▶ _Action item_
In the records that follow, find each line containing "chevron" and copy it.

▶ _Input records_
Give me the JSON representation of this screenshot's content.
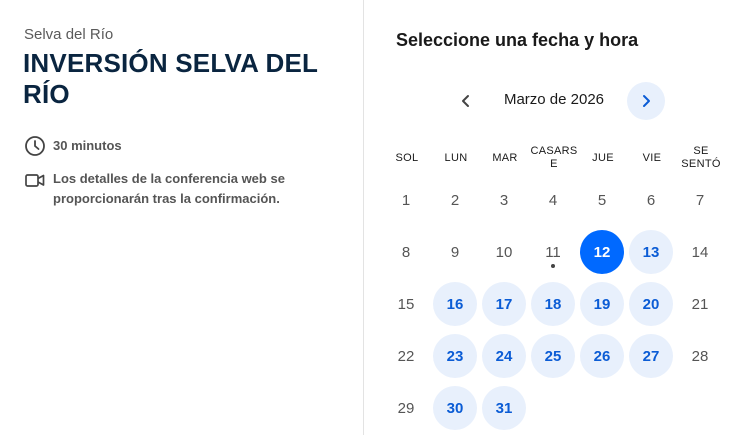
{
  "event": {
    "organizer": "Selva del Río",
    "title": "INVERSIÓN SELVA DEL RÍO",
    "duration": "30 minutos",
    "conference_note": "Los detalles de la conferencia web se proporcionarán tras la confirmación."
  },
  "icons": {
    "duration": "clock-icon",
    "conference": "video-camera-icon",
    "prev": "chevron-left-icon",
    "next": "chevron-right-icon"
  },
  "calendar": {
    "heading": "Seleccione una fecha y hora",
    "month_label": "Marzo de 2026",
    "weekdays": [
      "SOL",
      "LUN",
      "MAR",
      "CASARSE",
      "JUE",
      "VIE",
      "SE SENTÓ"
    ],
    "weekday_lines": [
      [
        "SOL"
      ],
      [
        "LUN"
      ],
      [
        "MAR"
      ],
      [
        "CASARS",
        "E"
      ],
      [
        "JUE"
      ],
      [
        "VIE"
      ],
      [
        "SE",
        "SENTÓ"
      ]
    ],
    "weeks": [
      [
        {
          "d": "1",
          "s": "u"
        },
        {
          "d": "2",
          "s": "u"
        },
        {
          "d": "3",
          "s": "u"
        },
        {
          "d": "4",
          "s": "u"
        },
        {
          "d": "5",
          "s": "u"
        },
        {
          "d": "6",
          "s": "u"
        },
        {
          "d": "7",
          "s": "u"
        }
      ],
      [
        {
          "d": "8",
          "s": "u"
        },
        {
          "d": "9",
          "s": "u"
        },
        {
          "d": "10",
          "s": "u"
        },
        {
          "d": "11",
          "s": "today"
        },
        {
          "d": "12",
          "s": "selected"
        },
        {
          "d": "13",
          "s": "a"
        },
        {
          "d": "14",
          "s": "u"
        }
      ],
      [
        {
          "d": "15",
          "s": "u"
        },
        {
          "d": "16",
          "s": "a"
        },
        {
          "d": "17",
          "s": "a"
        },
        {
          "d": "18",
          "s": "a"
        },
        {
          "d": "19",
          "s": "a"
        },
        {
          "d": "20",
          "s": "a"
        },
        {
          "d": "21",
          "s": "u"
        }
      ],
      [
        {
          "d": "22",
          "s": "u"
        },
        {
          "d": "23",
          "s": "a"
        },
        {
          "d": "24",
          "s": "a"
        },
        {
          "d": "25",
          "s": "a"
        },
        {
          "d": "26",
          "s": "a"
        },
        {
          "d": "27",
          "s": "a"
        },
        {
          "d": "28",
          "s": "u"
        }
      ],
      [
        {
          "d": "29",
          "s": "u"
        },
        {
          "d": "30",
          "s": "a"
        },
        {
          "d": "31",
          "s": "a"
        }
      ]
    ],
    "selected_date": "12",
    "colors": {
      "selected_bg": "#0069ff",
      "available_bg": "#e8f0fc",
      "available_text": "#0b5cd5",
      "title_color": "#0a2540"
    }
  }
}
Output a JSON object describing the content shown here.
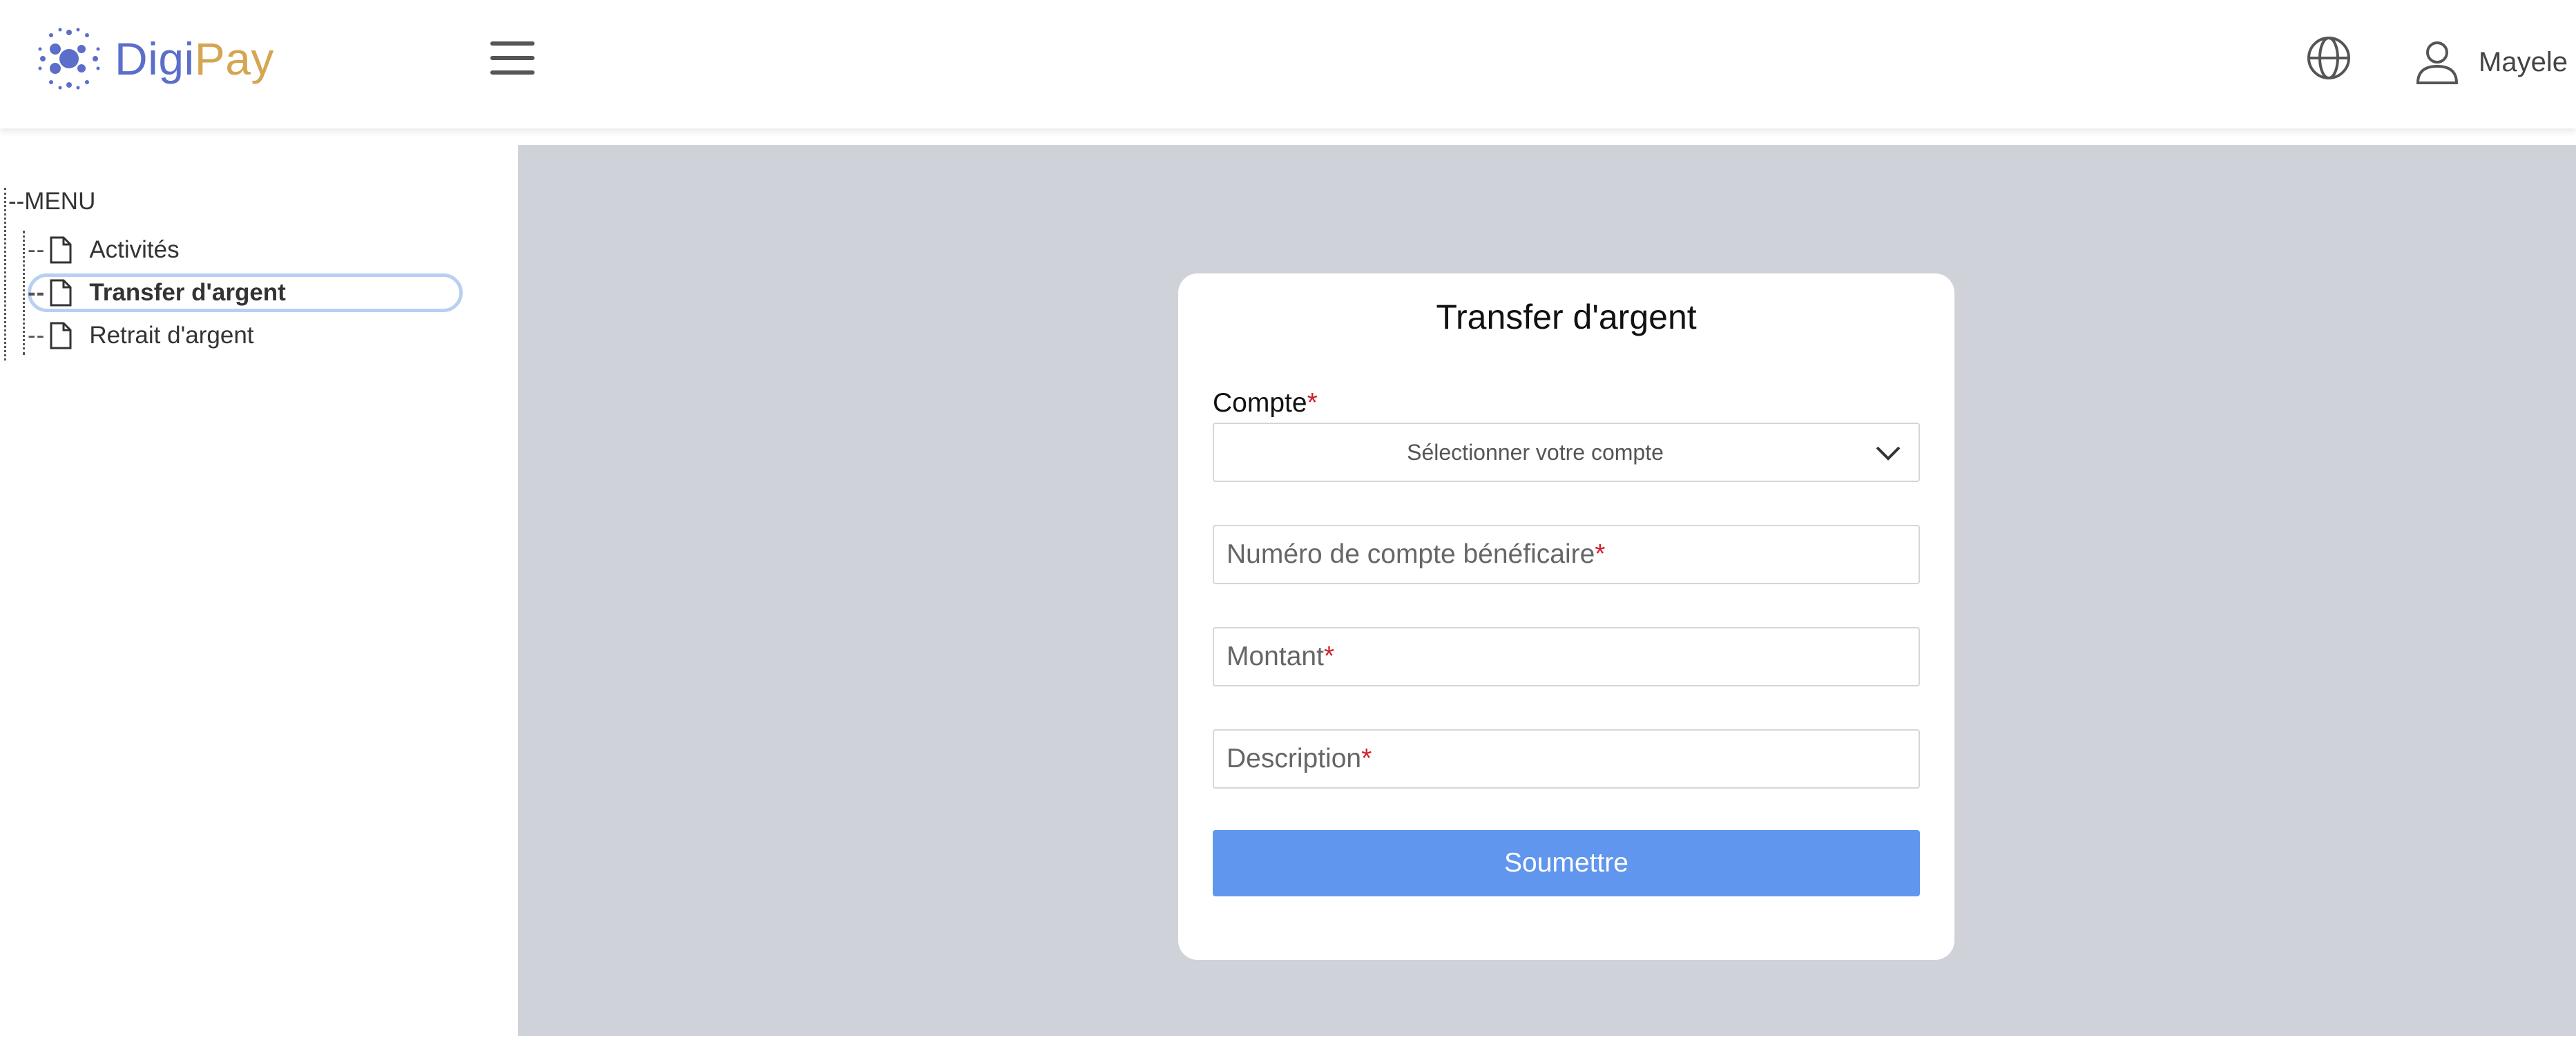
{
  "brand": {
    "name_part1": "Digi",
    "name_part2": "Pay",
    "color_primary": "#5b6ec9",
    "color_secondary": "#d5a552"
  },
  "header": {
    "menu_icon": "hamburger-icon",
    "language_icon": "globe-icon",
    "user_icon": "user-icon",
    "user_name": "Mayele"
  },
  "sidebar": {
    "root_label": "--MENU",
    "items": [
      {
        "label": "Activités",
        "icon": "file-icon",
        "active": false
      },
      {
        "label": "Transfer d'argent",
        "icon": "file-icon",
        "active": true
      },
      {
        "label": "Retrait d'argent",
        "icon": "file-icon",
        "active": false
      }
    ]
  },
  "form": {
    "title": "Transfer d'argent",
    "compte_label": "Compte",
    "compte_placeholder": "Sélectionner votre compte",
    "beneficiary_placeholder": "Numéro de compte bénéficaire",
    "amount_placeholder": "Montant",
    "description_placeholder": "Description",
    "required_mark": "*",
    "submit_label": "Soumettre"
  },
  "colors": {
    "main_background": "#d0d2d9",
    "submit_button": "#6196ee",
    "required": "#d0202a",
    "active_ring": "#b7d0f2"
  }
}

▶ _Answer section_
    "prev": "chevron-left-icon",
    "next": "chevron-right-icon"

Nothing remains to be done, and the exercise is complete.